This spectacularly sited Nabataean temple and pilgrimage centre lies some 100km north of Petra, crowning a conical hill that rises in the heart of Wadi al-El-Hasa. No village is associated with the site, which was excavated by an American team in 1936-37.
The first small Nabataean altar, almost cubic in shape, was built here in the late 1st century BC on what may have been an Edomite high place. Among its ruins the excavators found charred remains of the wheat and small animals that pilgrims had sacrificed to their gods 2,000 years before.
About 100 years later, the sanctuary was expanded to occupy the entire mountain top. A paved sacred precinct, colonnaded on two sides and with four halls (triclinia) for ritual feasts, surrounded the larger altar that now enclosed the earlier one. Inside were enthroned statues of the deities to whom the temple was dedicated:

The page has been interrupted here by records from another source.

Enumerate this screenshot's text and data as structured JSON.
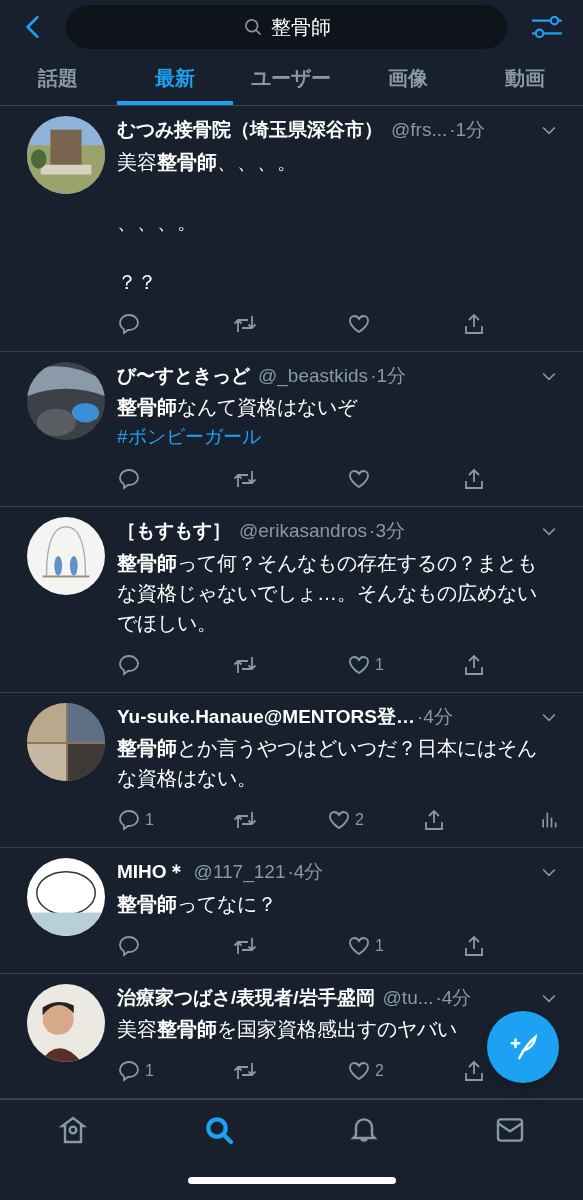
{
  "search": {
    "value": "整骨師"
  },
  "tabs": [
    {
      "label": "話題",
      "selected": false
    },
    {
      "label": "最新",
      "selected": true
    },
    {
      "label": "ユーザー",
      "selected": false
    },
    {
      "label": "画像",
      "selected": false
    },
    {
      "label": "動画",
      "selected": false
    }
  ],
  "tweets": [
    {
      "name": "むつみ接骨院（埼玉県深谷市）",
      "handle": "@frs...",
      "time": "·1分",
      "paragraphs": [
        "美容**整骨師**、、、。",
        "、、、。",
        "？？"
      ],
      "analytics": false
    },
    {
      "name": "び〜すときっど",
      "handle": "@_beastkids",
      "time": "·1分",
      "paragraphs": [
        "**整骨師**なんて資格はないぞ"
      ],
      "hashtag": "#ボンビーガール",
      "analytics": false
    },
    {
      "name": "［もすもす］",
      "handle": "@erikasandros",
      "time": "·3分",
      "paragraphs": [
        "**整骨師**って何？そんなもの存在するの？まともな資格じゃないでしょ…。そんなもの広めないでほしい。"
      ],
      "likes": "1",
      "analytics": false
    },
    {
      "name": "Yu-suke.Hanaue@MENTORS登…",
      "time": "·4分",
      "paragraphs": [
        "**整骨師**とか言うやつはどいつだ？日本にはそんな資格はない。"
      ],
      "replies": "1",
      "likes": "2",
      "analytics": true
    },
    {
      "name": "MIHO＊",
      "handle": "@117_121",
      "time": "·4分",
      "paragraphs": [
        "**整骨師**ってなに？"
      ],
      "likes": "1",
      "analytics": false
    },
    {
      "name": "治療家つばさ/表現者/岩手盛岡",
      "handle": "@tu...",
      "time": "·4分",
      "paragraphs": [
        "美容**整骨師**を国家資格感出すのヤバい"
      ],
      "replies": "1",
      "likes": "2",
      "analytics": false
    }
  ],
  "nav": [
    {
      "kind": "home",
      "selected": false
    },
    {
      "kind": "search",
      "selected": true
    },
    {
      "kind": "bell",
      "selected": false
    },
    {
      "kind": "mail",
      "selected": false
    }
  ]
}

The Edomite Qos and Syrian Atargatis. A more spectacular carving of Atargatis crowned the entrance, leaves growing on her face and neck and with an eagle above her head, an attribute of Qos. This and other carvings suggest a cycle of worship based on the agricultural calendar.

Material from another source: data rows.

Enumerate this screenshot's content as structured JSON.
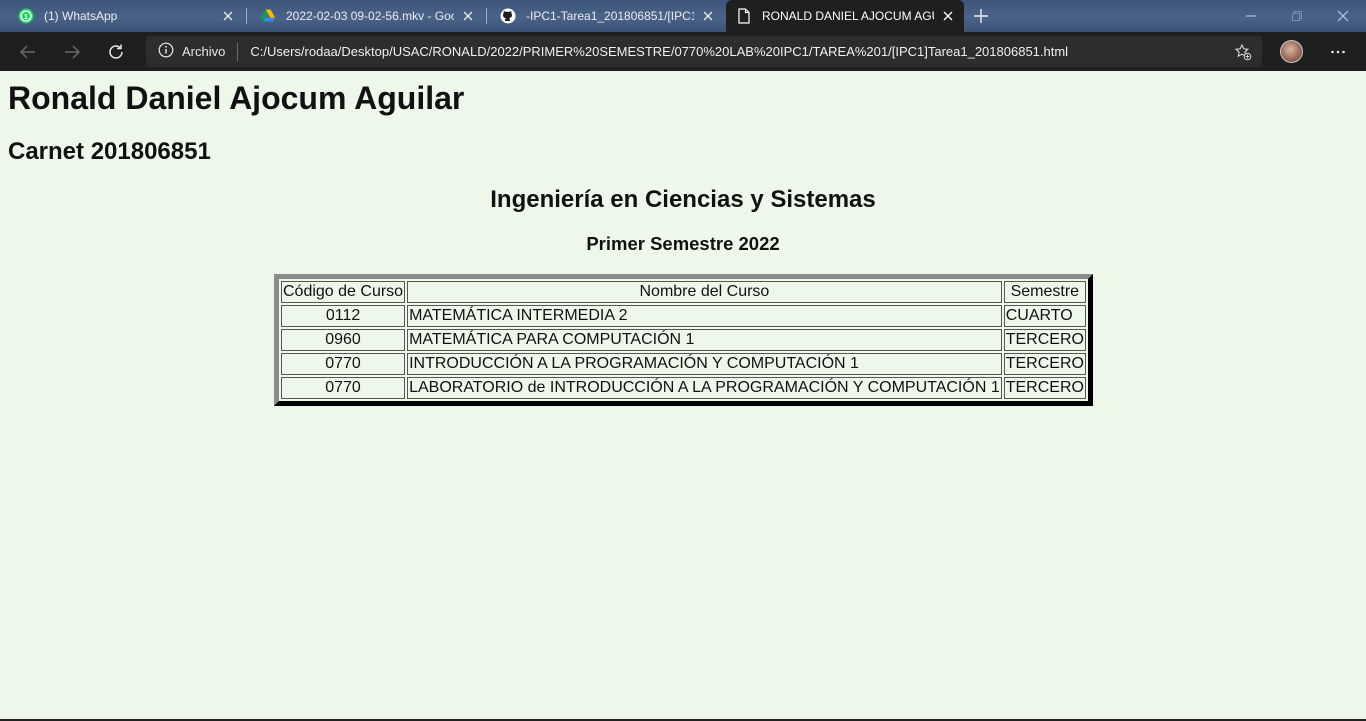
{
  "browser": {
    "tabs": [
      {
        "title": "(1) WhatsApp",
        "icon": "whatsapp-icon",
        "active": false
      },
      {
        "title": "2022-02-03 09-02-56.mkv - Goo",
        "icon": "google-drive-icon",
        "active": false
      },
      {
        "title": "-IPC1-Tarea1_201806851/[IPC1]T",
        "icon": "github-icon",
        "active": false
      },
      {
        "title": "RONALD DANIEL AJOCUM AGUI",
        "icon": "file-icon",
        "active": true
      }
    ],
    "site_info_label": "Archivo",
    "url": "C:/Users/rodaa/Desktop/USAC/RONALD/2022/PRIMER%20SEMESTRE/0770%20LAB%20IPC1/TAREA%201/[IPC1]Tarea1_201806851.html"
  },
  "page": {
    "name": "Ronald Daniel Ajocum Aguilar",
    "carnet": "Carnet 201806851",
    "career": "Ingeniería en Ciencias y Sistemas",
    "semester": "Primer Semestre 2022",
    "table": {
      "headers": [
        "Código de Curso",
        "Nombre del Curso",
        "Semestre"
      ],
      "rows": [
        [
          "0112",
          "MATEMÁTICA INTERMEDIA 2",
          "CUARTO"
        ],
        [
          "0960",
          "MATEMÁTICA PARA COMPUTACIÓN 1",
          "TERCERO"
        ],
        [
          "0770",
          "INTRODUCCIÓN A LA PROGRAMACIÓN Y COMPUTACIÓN 1",
          "TERCERO"
        ],
        [
          "0770",
          "LABORATORIO de INTRODUCCIÓN A LA PROGRAMACIÓN Y COMPUTACIÓN 1",
          "TERCERO"
        ]
      ]
    }
  },
  "colors": {
    "page_background": "#eef8ea",
    "toolbar_background": "#1f1f1f",
    "tabstrip_background": "#4a6388"
  }
}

In the 2nd century the temple was again expanded, and more statues were added, in particular of Atargatis, some with sheaves of grain or a dolphin on her head. The site continued to function as a pilgrimage centre until the late 3rd or mid-4th century AD.